There, in that crowded, hot little room, a sense of the unequal distribution of the Bread of Life came over us. The front rows of the Five Thousand are getting the loaves and the fishes over and over again, till it seems as though they have to be bribed and besought to accept them, while the back rows are almost forgotten. Is it that we are so busy with the front rows, which we can see, that we have no time for the back rows out of sight? But is it fair? Is it what Jesus our Master intended? Can it be really called fair?
The women looked very reproachful. Then one of them said, looking up at me, |You say this is very important. If it is so very important, why did you not come before? You say you will come back again if you can, but how can we be sure that nothing will happen to stop you? We are, some of us, very old; we may die before you come back. This going away is not good.| And again and again she repeated, |If it is so very important, why did you not come before?|
Don't think that the question meant more than it did. It was only a human expression of wonder; it was not a real desire after God. But the force of the question was stronger far than the poor old questioner knew; it appealed to our very hearts.
The people saw we were greatly moved, and they pressed closer round us to comfort us, and one dear old grandmother put her arms round me, and stroked my face with her wrinkled old hand, and said, |Don't be troubled; we will worship your God. We will worship Him just as we worship our own. Now, will you go away glad?|
The dear old woman was really in earnest, she wanted so much to comfort us. But her voice seemed to mingle with voices from the homeland; and another -- we heard another -- the Voice I had heard on the precipice-edge -- the voice of our brothers', our sisters' blood calling unto God from the ground.
Friends, are these women real to you? Look at this photo of one of them. Surely it was not just a happy chance which brought out the detail so perfectly. Look at the thoughtful, fine old face. Can you look at it and say, |Yes, I am on my way to the Light, and you are on your way to the Dark. At least, this is what I profess to believe. And I am sorry for you, but this is all I can do for you; I can be very sorry for you. I know that this will not show you the way from the Dark, where you are, to the Light, where I am. To show you the way I must go to you, or, perhaps, send you one whom I want for myself, or do without something I wish to have; and this, of course, is impossible. It might be done if I loved God enough -- but I love myself better than God or you.|
[Illustration: A Brahman widow, the only Brahman woman who would let us take her photo. Brahman women wear their seeleys fastened in a peculiar way, and never cut their ears. Brahman widows are always shaven, and wear no jewels. This one is a muscular character, strong and resolute, an ordinary looking woman, but there must be an under-the-surface life which does not show. A widow's fate is described in one word here, |accursed.|]
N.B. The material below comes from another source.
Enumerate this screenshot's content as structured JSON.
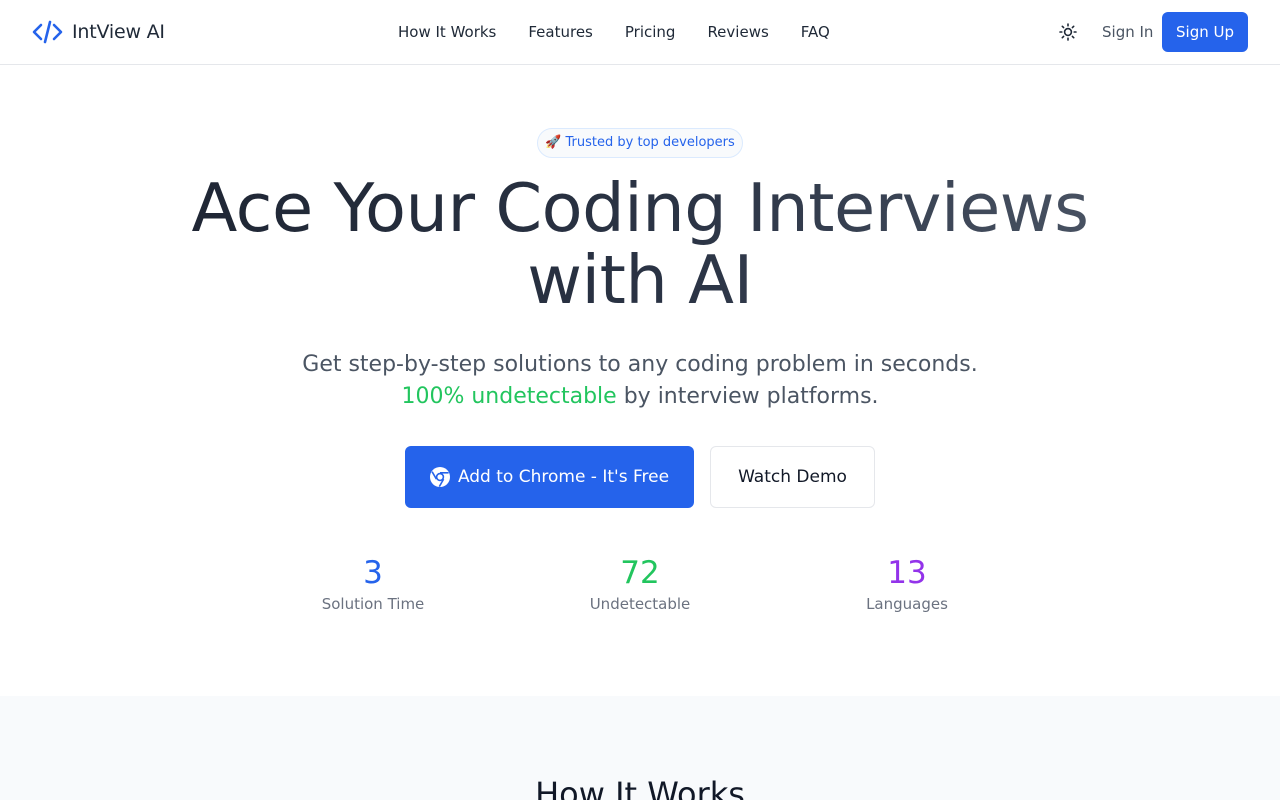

You would not say such a thing, I know, but |Whoso hath this world's good, and seeth his brother have need, and shutteth up his compassion from him, how dwelleth the love of God in him?|